A spokesman for the Department of Health told the Telegraph: "Active video games, where kids need to jump up and down or dance about as part of the game, are a great way to get kids moving."
Oct 24, 2009
In the last days, I have been brainstorming non stop about the concept of Positive Technology.
After almost four years of gathering ideas in this blog, I feel it’s time for a summary...
As first step, I have tried to collect my thoughts in this presentation, which I gave last week at the Stensen Foundation in Florence.
Audience feedback was pretty good - nobody was sleeping - so it looks a promising start.
Oct 23, 2009
Oct 20, 2009
This interesting article, recently appeared in hplusmagazine, reviews the emerging trends in "neuroenhancement"
The 'I' and the 'Me' in self-referential awareness: a neurocognitive hypothesis.
Cogn Process. 2009 Sep 11;
Authors: Tagini A, Raffone A
The nature of the 'self' and self-referential awareness has been one of the most debated issues in philosophy, psychology and cognitive neuroscience. Understanding the neurocognitive bases of self-related representation and processing is also crucial to research on the neural correlates of consciousness. The distinction between an 'I', corresponding to a subjective sense of the self as a thinker and causal agent, and a 'Me', as the objective sense of the self with the unique and identifiable features constituting one's self-image or self-concept, suggested by William James, has been re-elaborated by authors from different theoretical perspectives. In this article, empirical studies and theories about the 'I' and the 'Me' in cognition and self-related awareness are reviewed, including the relationships between self and perception, self and memory, the development of the self, self-referential stimulus processing, as well as related neuroimaging studies. Subsequently, the relations between self and different aspects of consciousness are considered. On the basis of the reviewed literature and with reference to Block's distinction between phenomenal and access consciousness, a neurocognitive hypothesis is formulated about 'I'-related and 'Me'-related self-referential awareness. This hypothesis is extended to metacognitive awareness and a form of non-transitive consciousness, characteristic of meditation experiences and studies, with particular reference to the notion of mindfulness and other Buddhist constructs.

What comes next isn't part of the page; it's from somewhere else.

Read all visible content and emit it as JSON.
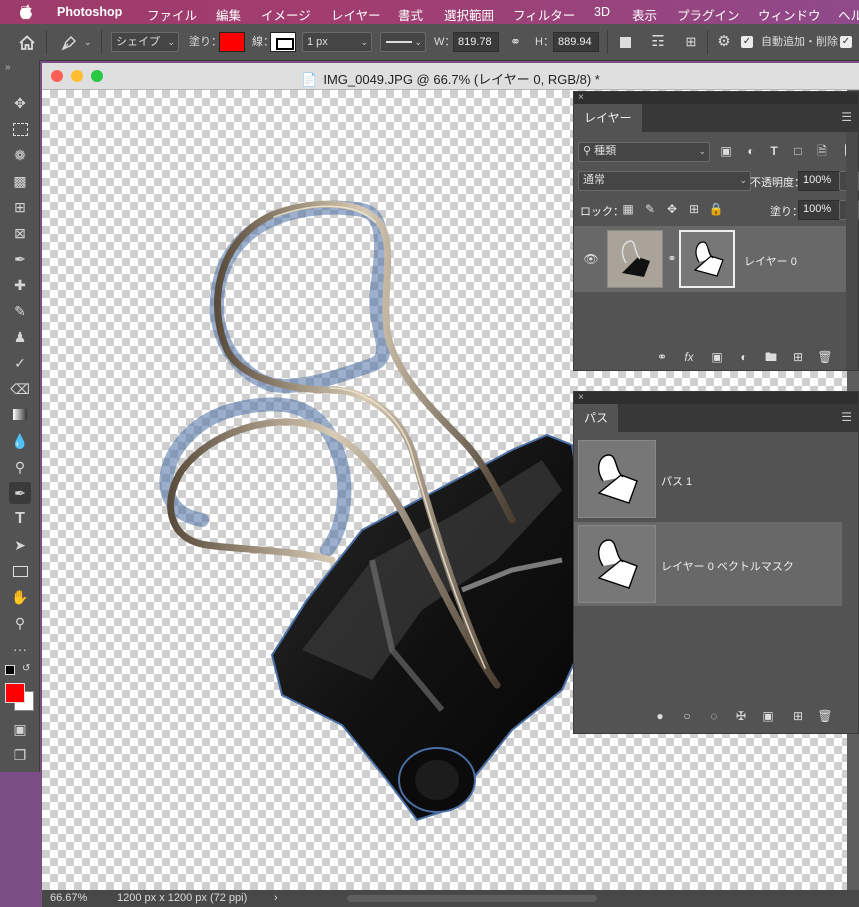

Inducing a virtual hand ownership illusion through a brain-computer interface.
Neuroreport. 2009 Apr 22;20(6):589-594
Authors: Perez-Marcos D, Slater M, Sanchez-Vives MV

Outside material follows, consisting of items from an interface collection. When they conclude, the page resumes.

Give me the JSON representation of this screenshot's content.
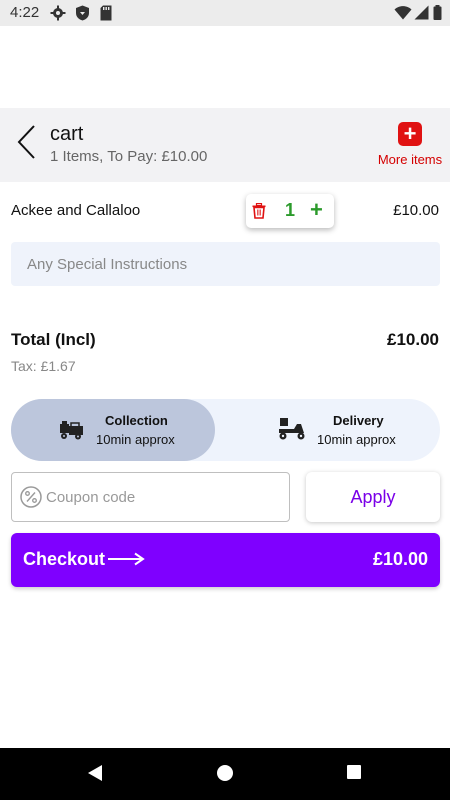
{
  "status_bar": {
    "time": "4:22",
    "left_icons": [
      "settings-icon",
      "shield-icon",
      "sd-card-icon"
    ],
    "right_icons": [
      "wifi-icon",
      "signal-icon",
      "battery-icon"
    ]
  },
  "header": {
    "title": "cart",
    "subtitle": "1 Items, To Pay: £10.00",
    "more_items_label": "More items",
    "more_items_icon": "+"
  },
  "cart": {
    "items": [
      {
        "name": "Ackee and Callaloo",
        "quantity": "1",
        "price": "£10.00"
      }
    ],
    "special_instructions_placeholder": "Any Special Instructions"
  },
  "totals": {
    "total_label": "Total (Incl)",
    "total_value": "£10.00",
    "tax": "Tax: £1.67"
  },
  "order_mode": {
    "options": [
      {
        "name": "Collection",
        "time": "10min approx",
        "selected": true
      },
      {
        "name": "Delivery",
        "time": "10min approx",
        "selected": false
      }
    ]
  },
  "coupon": {
    "placeholder": "Coupon code",
    "value": "",
    "apply_label": "Apply"
  },
  "checkout": {
    "label": "Checkout",
    "total": "£10.00"
  },
  "colors": {
    "accent": "#7f00ff",
    "brand_red": "#e01212",
    "quantity_green": "#2b9a2b",
    "header_bg": "#f2f2f4",
    "selected_mode_bg": "#bcc6dc"
  }
}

The apparently stable brain representation of our bodies is easily challenged. We have recently shown that the illusion of ownership of a three-dimensional virtual hand can be evoked through synchronous tactile stimulation of a person's hidden real hand and that of the virtual hand. This reproduces the well-known rubber-hand illusion, but in virtual reality. Here we show that some aspects of the illusion can also occur through motor imagery used to control movements of a virtual hand. When movements of the virtual hand followed motor imagery, the illusion of ownership of the virtual hand was evoked and muscle activity measured through electromyogram correlated with movements of the virtual arm. Using virtual bodies has a great potential in the fields of physical and neural rehabilitation, making the understanding of ownership of a virtual body highly relevant.